### Work to complete
Give the total of lines holding the word "icon" in the records below, and nothing else.

### Interface dataset entries
--------------------------------
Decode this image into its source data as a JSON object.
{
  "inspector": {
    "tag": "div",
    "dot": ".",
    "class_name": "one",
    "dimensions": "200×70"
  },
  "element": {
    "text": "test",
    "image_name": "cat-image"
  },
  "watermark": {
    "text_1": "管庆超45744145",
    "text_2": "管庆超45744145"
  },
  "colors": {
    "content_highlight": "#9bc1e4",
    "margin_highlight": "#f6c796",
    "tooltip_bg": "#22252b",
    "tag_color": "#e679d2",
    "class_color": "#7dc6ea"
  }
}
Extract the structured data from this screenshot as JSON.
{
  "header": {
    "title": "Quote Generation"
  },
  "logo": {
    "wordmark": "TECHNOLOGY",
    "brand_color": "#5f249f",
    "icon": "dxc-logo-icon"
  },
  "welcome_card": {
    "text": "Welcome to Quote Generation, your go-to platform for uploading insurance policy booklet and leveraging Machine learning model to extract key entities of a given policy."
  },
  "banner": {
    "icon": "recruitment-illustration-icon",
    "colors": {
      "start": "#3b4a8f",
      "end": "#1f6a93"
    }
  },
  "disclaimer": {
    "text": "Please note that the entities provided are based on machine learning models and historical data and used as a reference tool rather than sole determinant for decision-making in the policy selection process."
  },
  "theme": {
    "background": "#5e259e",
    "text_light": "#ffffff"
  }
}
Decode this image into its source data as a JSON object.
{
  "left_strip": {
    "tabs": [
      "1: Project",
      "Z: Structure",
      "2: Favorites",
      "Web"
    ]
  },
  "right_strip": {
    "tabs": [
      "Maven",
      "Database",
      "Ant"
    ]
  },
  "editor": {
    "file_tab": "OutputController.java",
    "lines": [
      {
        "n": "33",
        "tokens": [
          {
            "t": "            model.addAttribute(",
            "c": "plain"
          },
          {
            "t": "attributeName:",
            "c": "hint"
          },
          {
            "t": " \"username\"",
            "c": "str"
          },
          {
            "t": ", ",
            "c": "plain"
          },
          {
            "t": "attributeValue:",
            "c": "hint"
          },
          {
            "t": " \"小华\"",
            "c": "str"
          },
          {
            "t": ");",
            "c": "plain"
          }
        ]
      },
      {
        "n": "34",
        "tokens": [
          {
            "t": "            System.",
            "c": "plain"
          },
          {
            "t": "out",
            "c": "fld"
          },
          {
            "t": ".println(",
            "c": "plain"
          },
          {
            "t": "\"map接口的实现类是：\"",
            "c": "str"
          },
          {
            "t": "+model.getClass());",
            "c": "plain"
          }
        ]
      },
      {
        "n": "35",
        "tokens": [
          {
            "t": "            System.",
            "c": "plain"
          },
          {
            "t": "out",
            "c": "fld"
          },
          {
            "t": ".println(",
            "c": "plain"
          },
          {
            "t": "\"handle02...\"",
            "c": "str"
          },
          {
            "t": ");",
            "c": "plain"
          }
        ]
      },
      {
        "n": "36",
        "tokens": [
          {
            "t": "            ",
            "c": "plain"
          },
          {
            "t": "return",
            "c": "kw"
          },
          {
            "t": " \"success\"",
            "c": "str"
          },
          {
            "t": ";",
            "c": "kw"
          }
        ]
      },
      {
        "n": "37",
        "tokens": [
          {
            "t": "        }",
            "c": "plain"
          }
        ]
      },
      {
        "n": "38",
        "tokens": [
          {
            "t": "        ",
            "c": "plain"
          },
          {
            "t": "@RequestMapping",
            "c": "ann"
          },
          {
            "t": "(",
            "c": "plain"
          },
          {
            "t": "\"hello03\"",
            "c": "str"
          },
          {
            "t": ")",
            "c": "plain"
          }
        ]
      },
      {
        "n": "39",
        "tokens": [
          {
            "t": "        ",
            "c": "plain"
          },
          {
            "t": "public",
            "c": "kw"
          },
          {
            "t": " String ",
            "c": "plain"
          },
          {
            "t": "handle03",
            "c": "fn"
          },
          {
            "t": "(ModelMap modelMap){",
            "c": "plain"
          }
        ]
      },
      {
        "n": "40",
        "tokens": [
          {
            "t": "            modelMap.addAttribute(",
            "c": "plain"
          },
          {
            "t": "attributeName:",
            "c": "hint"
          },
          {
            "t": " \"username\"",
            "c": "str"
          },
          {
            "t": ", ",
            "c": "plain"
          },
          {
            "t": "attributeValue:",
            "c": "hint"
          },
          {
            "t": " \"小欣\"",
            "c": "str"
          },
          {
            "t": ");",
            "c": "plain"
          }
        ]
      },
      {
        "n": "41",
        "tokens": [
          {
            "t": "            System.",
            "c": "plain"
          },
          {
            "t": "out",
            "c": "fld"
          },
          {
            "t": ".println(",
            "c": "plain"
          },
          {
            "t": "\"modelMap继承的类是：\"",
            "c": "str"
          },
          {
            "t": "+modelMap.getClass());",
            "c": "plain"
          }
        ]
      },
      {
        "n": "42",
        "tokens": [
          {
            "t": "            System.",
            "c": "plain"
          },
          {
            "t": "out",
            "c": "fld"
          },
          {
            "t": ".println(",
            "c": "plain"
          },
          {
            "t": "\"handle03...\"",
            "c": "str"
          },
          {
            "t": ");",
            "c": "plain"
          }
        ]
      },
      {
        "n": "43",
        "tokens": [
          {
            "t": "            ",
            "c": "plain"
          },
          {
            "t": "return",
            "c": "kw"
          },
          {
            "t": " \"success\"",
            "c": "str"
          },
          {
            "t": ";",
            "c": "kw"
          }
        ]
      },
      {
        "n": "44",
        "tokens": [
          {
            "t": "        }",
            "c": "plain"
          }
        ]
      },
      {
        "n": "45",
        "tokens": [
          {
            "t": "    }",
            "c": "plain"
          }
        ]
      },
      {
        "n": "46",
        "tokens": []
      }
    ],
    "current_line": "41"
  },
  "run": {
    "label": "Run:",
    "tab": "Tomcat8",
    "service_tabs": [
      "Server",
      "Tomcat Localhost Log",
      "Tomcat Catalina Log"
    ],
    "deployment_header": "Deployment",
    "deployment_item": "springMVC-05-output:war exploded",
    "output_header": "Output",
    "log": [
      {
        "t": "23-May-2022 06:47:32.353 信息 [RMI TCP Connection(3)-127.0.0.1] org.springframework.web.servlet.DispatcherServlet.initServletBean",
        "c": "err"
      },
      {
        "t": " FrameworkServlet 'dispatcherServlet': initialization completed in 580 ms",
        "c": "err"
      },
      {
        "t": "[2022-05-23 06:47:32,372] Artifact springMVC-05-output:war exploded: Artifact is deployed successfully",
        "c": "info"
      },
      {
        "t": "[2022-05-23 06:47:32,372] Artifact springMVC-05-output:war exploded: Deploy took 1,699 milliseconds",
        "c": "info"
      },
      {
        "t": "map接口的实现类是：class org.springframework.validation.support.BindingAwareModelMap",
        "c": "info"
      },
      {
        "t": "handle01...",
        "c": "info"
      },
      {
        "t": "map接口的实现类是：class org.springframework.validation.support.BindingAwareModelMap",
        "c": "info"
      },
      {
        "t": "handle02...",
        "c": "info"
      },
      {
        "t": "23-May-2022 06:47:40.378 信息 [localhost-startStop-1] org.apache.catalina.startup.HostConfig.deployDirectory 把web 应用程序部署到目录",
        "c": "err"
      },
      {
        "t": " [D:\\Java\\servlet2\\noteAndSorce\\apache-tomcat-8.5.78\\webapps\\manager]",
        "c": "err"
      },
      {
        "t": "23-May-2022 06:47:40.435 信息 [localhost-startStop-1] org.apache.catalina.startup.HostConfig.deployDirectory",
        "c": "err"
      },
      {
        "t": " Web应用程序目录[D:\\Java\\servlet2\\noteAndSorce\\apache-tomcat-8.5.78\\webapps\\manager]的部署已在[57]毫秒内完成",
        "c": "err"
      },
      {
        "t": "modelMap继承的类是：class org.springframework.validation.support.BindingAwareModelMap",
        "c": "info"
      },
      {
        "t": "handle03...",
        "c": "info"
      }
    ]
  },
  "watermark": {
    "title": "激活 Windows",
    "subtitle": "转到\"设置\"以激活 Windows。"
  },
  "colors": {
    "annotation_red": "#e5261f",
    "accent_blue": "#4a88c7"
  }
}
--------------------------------
### Solved problem
2